Although more than 90% of this great city is still hidden underneath the rainforest that covers the area, this is one of the top Mayan archaeological site and for good reasons a Unesco World heritage site. Palenque is well known for the temple of inscriptions, the funerary pyramid and final resting place of Pakal the great ruler of Palenque. Trap doors lead to its magnificent sarcophagus where his body was adorned with beautiful ornaments such as the famous Jade death mask.
Apart from its archaeological value, Palenque is surrounded by jungle, so there are high chances to spot wildlife.
Our visit to the Lacandon jungle was the highlight of our trip to Chiapas; if you are a nature-lover this will be your place.
The Lacandon jungle covers around 1.5 millions hectares and is one of the most important tropical rainforest remaining in the Americas. This “ America’s lung” manages to preserve endanger species such as Jaguars, tapir, river otter and the harpy eagle amongst others, and it has managed it thanks to its indigenous people, from where this jungle takes its name.
The lacandon people are one of the most isolated indigenous societies in Mexico. They live from and for the jungle and have the purest relation between men and nature I have ever seen, wise as they are they choose to protect the forest over money and power. “We can’t eat money when the forest is gone” they say.

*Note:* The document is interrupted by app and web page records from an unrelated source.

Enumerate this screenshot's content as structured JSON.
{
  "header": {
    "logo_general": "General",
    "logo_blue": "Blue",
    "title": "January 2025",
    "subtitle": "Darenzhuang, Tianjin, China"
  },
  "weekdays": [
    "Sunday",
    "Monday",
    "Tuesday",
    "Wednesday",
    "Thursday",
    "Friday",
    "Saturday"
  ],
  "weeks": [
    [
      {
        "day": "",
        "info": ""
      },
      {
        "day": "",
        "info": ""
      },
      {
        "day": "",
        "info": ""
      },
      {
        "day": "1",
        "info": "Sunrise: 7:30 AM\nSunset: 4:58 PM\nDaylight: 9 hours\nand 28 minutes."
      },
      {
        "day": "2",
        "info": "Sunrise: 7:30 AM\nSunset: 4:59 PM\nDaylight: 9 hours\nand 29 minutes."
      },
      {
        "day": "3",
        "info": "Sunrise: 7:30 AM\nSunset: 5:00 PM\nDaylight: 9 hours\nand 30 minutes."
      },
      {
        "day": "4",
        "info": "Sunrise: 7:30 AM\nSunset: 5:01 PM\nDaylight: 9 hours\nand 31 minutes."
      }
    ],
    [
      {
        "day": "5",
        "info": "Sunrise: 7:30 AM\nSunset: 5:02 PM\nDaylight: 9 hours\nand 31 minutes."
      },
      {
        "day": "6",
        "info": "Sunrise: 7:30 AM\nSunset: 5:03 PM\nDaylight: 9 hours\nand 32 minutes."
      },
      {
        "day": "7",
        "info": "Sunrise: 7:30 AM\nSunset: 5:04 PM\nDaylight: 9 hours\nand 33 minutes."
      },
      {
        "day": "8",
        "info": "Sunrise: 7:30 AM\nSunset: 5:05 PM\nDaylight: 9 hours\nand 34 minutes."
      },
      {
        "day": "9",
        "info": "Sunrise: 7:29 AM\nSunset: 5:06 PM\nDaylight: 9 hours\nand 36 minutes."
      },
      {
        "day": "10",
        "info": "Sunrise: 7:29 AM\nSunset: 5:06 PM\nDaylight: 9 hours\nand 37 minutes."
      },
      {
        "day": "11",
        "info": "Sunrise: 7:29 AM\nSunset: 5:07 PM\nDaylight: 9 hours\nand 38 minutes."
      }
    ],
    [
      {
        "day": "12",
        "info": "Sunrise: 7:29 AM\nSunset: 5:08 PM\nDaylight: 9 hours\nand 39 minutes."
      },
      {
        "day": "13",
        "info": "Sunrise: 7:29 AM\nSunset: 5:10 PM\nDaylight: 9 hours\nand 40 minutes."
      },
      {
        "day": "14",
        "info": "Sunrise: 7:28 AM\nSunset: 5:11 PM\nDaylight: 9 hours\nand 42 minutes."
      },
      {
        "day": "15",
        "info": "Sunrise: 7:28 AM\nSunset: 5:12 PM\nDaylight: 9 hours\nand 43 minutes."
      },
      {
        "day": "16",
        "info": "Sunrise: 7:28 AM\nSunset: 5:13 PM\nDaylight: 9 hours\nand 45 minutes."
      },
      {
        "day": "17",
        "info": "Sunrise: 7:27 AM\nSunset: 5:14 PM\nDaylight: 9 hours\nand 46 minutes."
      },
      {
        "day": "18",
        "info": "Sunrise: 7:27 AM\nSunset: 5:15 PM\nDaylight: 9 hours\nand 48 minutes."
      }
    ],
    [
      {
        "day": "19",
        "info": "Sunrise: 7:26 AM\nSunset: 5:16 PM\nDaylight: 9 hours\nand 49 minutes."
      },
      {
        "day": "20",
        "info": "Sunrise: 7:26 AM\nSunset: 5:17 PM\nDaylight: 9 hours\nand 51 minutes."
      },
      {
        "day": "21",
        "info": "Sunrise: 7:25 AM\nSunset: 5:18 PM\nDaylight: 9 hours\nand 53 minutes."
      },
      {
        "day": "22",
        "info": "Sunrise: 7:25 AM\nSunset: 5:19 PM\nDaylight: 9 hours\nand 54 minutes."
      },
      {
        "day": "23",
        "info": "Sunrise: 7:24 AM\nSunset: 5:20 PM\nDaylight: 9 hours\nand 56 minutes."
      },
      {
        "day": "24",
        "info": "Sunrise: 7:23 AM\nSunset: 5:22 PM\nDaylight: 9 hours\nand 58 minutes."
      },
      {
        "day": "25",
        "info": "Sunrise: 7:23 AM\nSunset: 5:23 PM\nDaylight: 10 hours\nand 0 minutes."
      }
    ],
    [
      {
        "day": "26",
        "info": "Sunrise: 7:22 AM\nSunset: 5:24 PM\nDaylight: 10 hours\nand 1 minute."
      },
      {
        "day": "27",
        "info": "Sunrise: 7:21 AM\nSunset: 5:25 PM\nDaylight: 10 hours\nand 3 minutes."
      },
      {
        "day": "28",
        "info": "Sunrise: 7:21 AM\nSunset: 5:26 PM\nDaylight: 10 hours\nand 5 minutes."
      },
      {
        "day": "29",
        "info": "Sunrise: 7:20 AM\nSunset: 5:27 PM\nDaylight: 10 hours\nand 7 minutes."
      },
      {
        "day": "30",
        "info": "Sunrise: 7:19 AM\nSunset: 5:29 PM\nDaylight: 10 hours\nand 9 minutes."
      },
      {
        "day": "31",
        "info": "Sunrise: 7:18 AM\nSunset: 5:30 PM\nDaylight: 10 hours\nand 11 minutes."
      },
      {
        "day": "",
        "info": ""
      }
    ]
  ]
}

But protecting the forest has never been so difficult, as with the extension of human settlements, land for farming are requested by other groups and nearby villages.
The Lacandon people try harder everyday to find the balance between the modern world and their culture without loosing their indigenous customs. A few of them still wear typical white tunics and long hair, while others prefer jeans and t-shirt. Either way they are fighting everyday to save the most sacred to them, their forest!

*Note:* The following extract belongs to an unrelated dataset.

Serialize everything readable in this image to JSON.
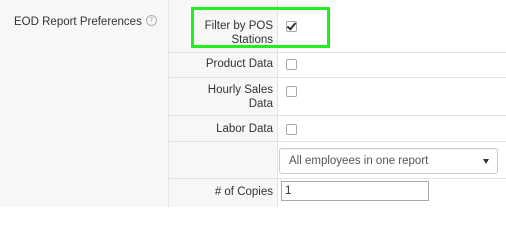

Visiting them you won’t only have the adventure of your life, but you will also help them. There are small camps and eco-accommodations in different areas of the Jungle, we visited the village called Lacanja Chansayab.
Things to do in Lacanja

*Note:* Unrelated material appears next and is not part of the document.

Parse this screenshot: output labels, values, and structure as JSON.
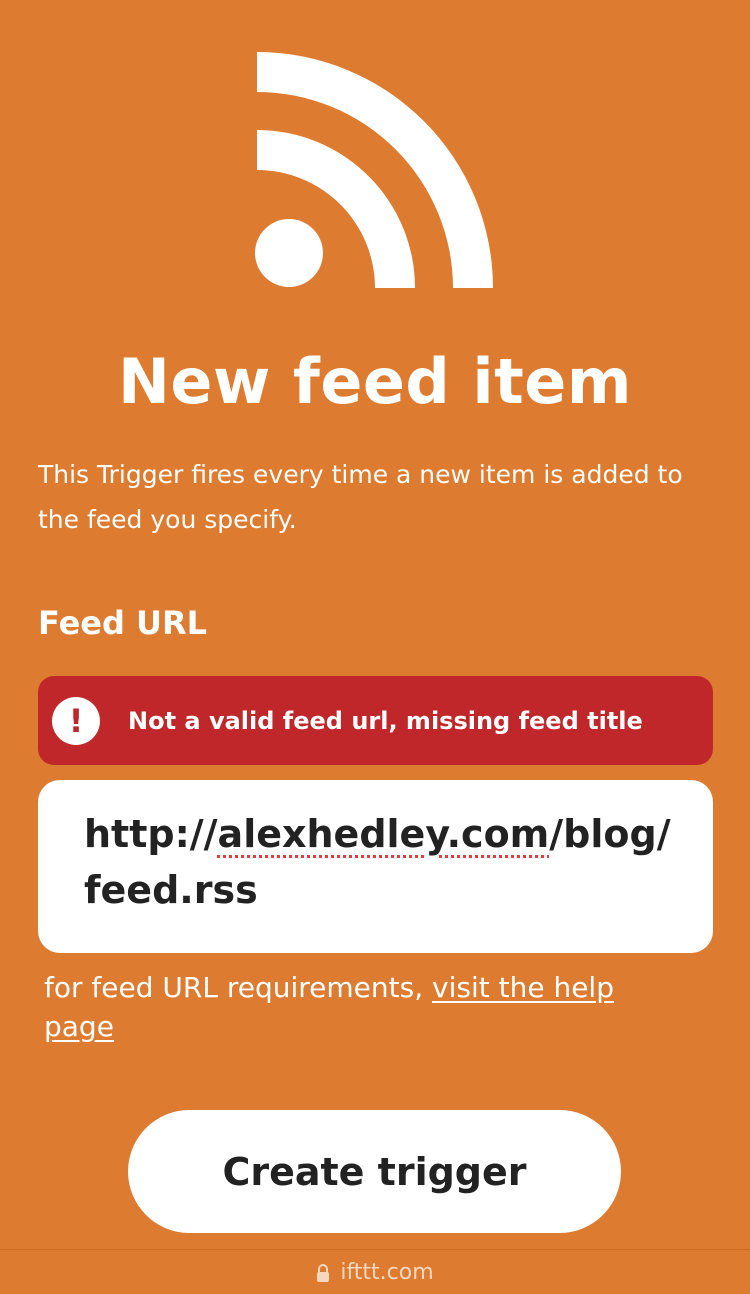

The swiftlets waterfall
A 5 km (return) easy trekking route where you will discover the proper Lacandon jungle, its sounds, its green colors its wildlife, and when hot enough you can jump into the different pools the waterfall offers! It makes for a perfect jungle day; note: on the way the several archeological remains under the vegetation!
Lacanja archeological site
This site is the remain of a Mayan settlement under the jungle, this place is sacred to the Lacandon people and you must be guided.
Lacanja lagoon and Bonampak
This is a 2-days route guided by Lacandon people, where you will discover the beautiful turquoise color of Lacanja lagoon, camp at night and visit the popular Bonampak archeological site, famous for having the best preserved murals in the Mayan world.
Yaxchilan archeological site
Getting there is an adventure on its own, only reachable by boat and hidden in the heart of the jungle, the boat trip is a great opportunity to spot wildlife.
There are more activities available like rafting, canoeing, etc…
How to get there?
From Palenque city there are local vans to San Javier Junction (Cruce San Javier) is about 2 hours trip. From there is 6 km to Lacanja Chansayab, you can get a taxi on the junction.
If you haven’t visited the magical state of Chiapas, you are missing a great corner of the world! what are you waiting for?
Watch the video of our adventure in Chiapas